Structures of bacterial homologues of SWEET transporters in two distinct conformations.

TitleStructures of bacterial homologues of SWEET transporters in two distinct conformations.
Publication TypeJournal Article
Year of Publication2014
AuthorsXu, Y, Tao, Y, Cheung, LS, Fan, C, Chen, L-Q, Xu, S, Perry, K, Frommer, WB, Feng, L
JournalNature
Volume515
Issue7527
Pagination448-52
Date Published2014 Nov 20
ISSN1476-4687
KeywordsArabidopsis, Bacterial Proteins, Crystallography, X-Ray, Evolution, Molecular, Glucose, Leptospira, Models, Molecular, Monosaccharide Transport Proteins, Movement, Protein Conformation, Protein Multimerization, Structure-Activity Relationship, Vibrio
Abstract

SWEETs and their prokaryotic homologues are monosaccharide and disaccharide transporters that are present from Archaea to plants and humans. SWEETs play crucial roles in cellular sugar efflux processes: that is, in phloem loading, pollen nutrition and nectar secretion. Their bacterial homologues, which are called SemiSWEETs, are among the smallest known transporters. Here we show that SemiSWEET molecules, which consist of a triple-helix bundle, form symmetrical, parallel dimers, thereby generating the translocation pathway. Two SemiSWEET isoforms were crystallized, one in an apparently open state and one in an occluded state, indicating that SemiSWEETs and SWEETs are transporters that undergo rocking-type movements during the transport cycle. The topology of the triple-helix bundle is similar yet distinct to that of the basic building block of animal and plant major facilitator superfamily (MFS) transporters (for example, GLUTs and SUTs). This finding indicates two possibilities: that SWEETs and MFS transporters evolved from an ancestral triple-helix bundle or that the triple-helix bundle represents convergent evolution. In SemiSWEETs and SWEETs, two triple-helix bundles are arranged in a parallel configuration to produce the 6- and 6 + 1-transmembrane-helix pores, respectively. In the 12-transmembrane-helix MFS transporters, four triple-helix bundles are arranged into an alternating antiparallel configuration, resulting in a much larger 2 × 2 triple-helix bundle forming the pore. Given the similarity of SemiSWEETs and SWEETs to PQ-loop amino acid transporters and to mitochondrial pyruvate carriers (MPCs), the structures characterized here may also be relevant to other transporters in the MtN3 clan.
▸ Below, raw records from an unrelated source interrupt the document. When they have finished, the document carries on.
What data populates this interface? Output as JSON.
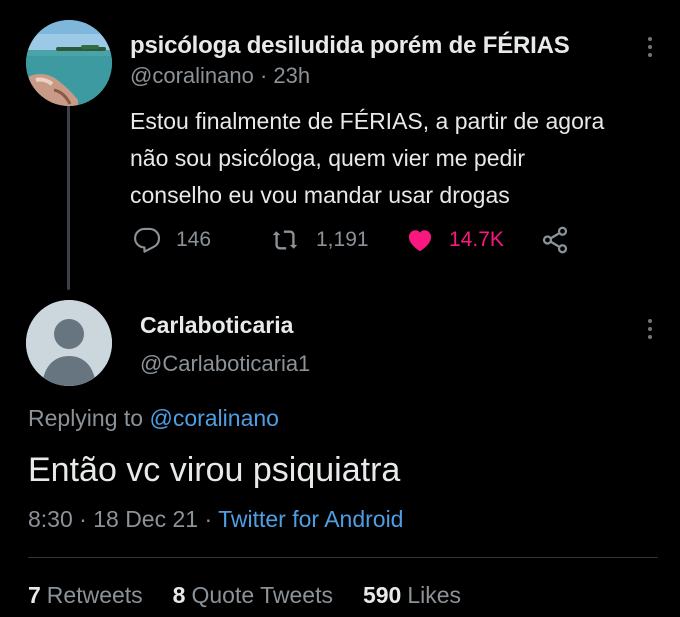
{
  "tweet": {
    "display_name": "psicóloga desiludida porém de FÉRIAS",
    "handle": "@coralinano",
    "time": "23h",
    "lines": [
      "Estou finalmente de FÉRIAS, a partir de agora",
      "não sou psicóloga, quem vier me pedir",
      "conselho eu vou mandar usar drogas"
    ],
    "reply_count": "146",
    "retweet_count": "1,191",
    "like_count": "14.7K"
  },
  "reply": {
    "display_name": "Carlaboticaria",
    "handle": "@Carlaboticaria1",
    "replying_prefix": "Replying to",
    "replying_to": "@coralinano",
    "text": "Então vc virou psiquiatra",
    "time": "8:30",
    "date": "18 Dec 21",
    "source": "Twitter for Android"
  },
  "stats": {
    "retweets_count": "7",
    "retweets_label": "Retweets",
    "quotes_count": "8",
    "quotes_label": "Quote Tweets",
    "likes_count": "590",
    "likes_label": "Likes"
  },
  "colors": {
    "background": "#000000",
    "primary_text": "#e7e9ea",
    "secondary_text": "#8b9298",
    "link": "#4f9ee3",
    "like": "#f91880"
  },
  "icons": {
    "reply": "comment-bubble-icon",
    "retweet": "retweet-icon",
    "like": "heart-filled-icon",
    "share": "share-icon",
    "more": "more-vertical-icon"
  }
}
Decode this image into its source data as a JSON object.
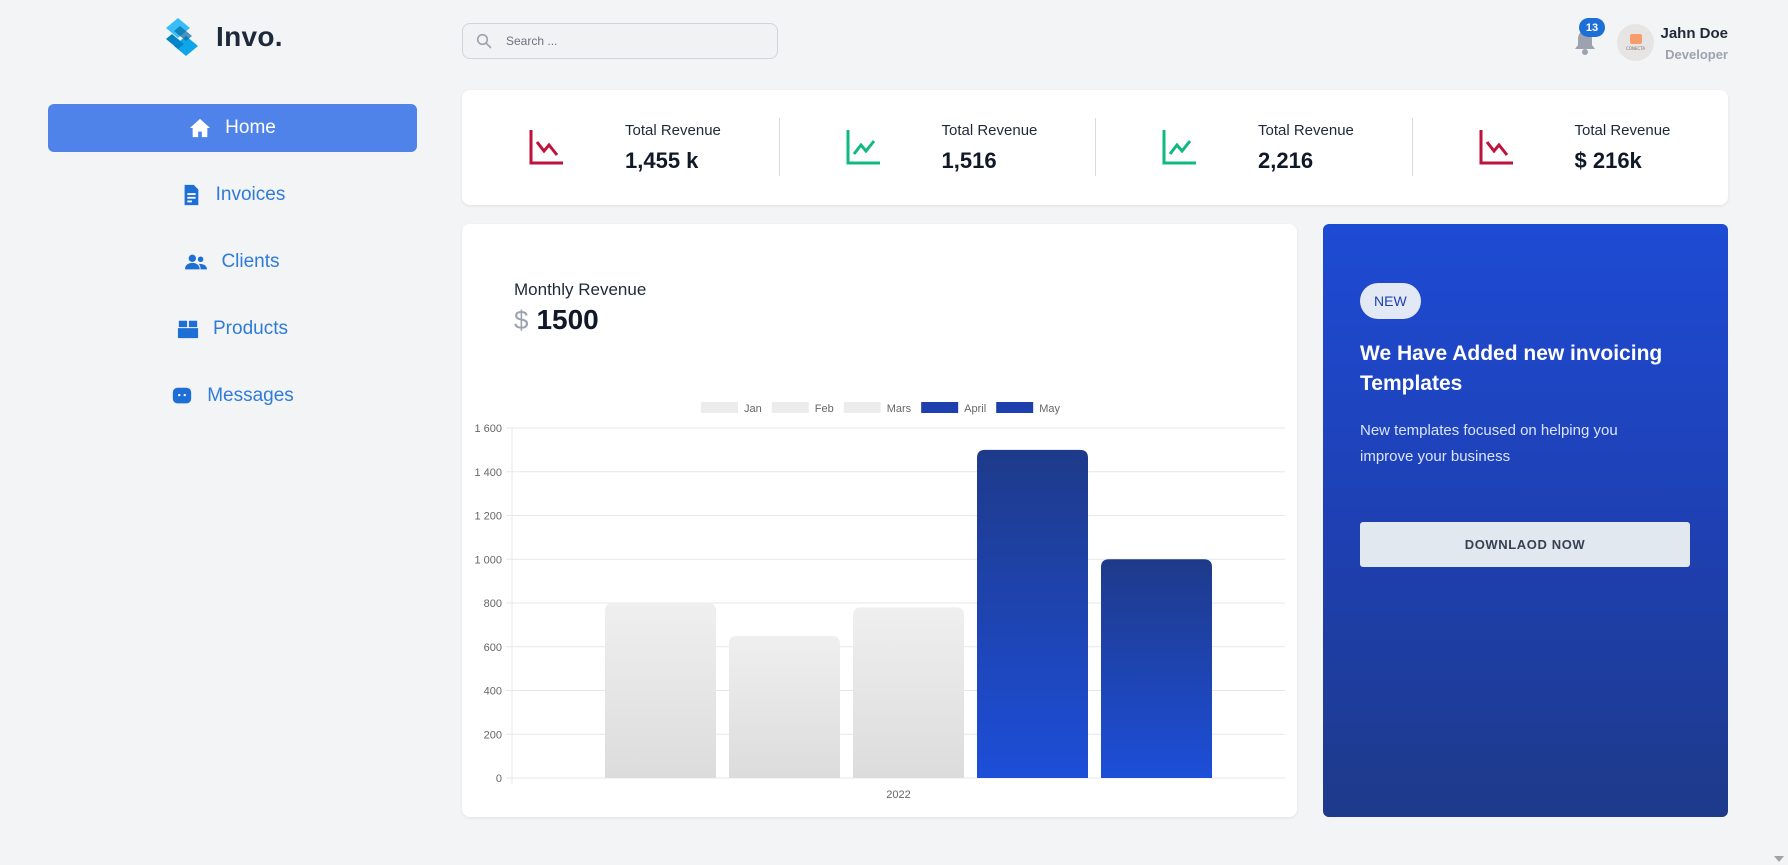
{
  "brand": {
    "name": "Invo.",
    "logo_icon": "diamond-logo-icon"
  },
  "sidebar": {
    "items": [
      {
        "label": "Home",
        "icon": "home-icon",
        "active": true
      },
      {
        "label": "Invoices",
        "icon": "invoice-icon",
        "active": false
      },
      {
        "label": "Clients",
        "icon": "users-icon",
        "active": false
      },
      {
        "label": "Products",
        "icon": "box-icon",
        "active": false
      },
      {
        "label": "Messages",
        "icon": "message-icon",
        "active": false
      }
    ]
  },
  "search": {
    "placeholder": "Search ...",
    "value": ""
  },
  "header": {
    "notifications": {
      "count": "13",
      "icon": "bell-icon"
    },
    "user": {
      "name": "Jahn Doe",
      "role": "Developer",
      "avatar_text": "CONECTA"
    }
  },
  "stats": [
    {
      "label": "Total Revenue",
      "value": "1,455 k",
      "trend": "down",
      "color": "#be123c"
    },
    {
      "label": "Total Revenue",
      "value": "1,516",
      "trend": "up",
      "color": "#10b981"
    },
    {
      "label": "Total Revenue",
      "value": "2,216",
      "trend": "up",
      "color": "#10b981"
    },
    {
      "label": "Total Revenue",
      "value": "$ 216k",
      "trend": "down",
      "color": "#be123c"
    }
  ],
  "revenue": {
    "title": "Monthly Revenue",
    "currency": "$",
    "value": "1500"
  },
  "chart_data": {
    "type": "bar",
    "categories": [
      "2022"
    ],
    "series": [
      {
        "name": "Jan",
        "values": [
          800
        ],
        "color": "#e5e5e5"
      },
      {
        "name": "Feb",
        "values": [
          650
        ],
        "color": "#e5e5e5"
      },
      {
        "name": "Mars",
        "values": [
          780
        ],
        "color": "#e5e5e5"
      },
      {
        "name": "April",
        "values": [
          1500
        ],
        "color": "#1e40af"
      },
      {
        "name": "May",
        "values": [
          1000
        ],
        "color": "#1e40af"
      }
    ],
    "yticks": [
      "0",
      "200",
      "400",
      "600",
      "800",
      "1 000",
      "1 200",
      "1 400",
      "1 600"
    ],
    "ylim": [
      0,
      1600
    ],
    "grid": true,
    "legend_position": "top-center",
    "title": "",
    "xlabel": "",
    "ylabel": ""
  },
  "promo": {
    "badge": "NEW",
    "title": "We Have Added new invoicing Templates",
    "text": "New templates focused on helping you improve your business",
    "button": "DOWNLAOD NOW"
  }
}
The insight gained from the structures of these transporters and from the analysis of mutations of conserved residues will improve the understanding of the transport mechanism, as well as allow comparative studies of the different superfamilies involved in sugar transport and the evolution of transporters in general.

DOI10.1038/nature13670
Alternate JournalNature
Citation Key10.1038/nature13670
PubMed ID25186729
PubMed Central IDPMC4300204
Grant ListP41 GM103403 / GM / NIGMS NIH HHS / United States
P41 GM103403 / GM / NIGMS NIH HHS / United States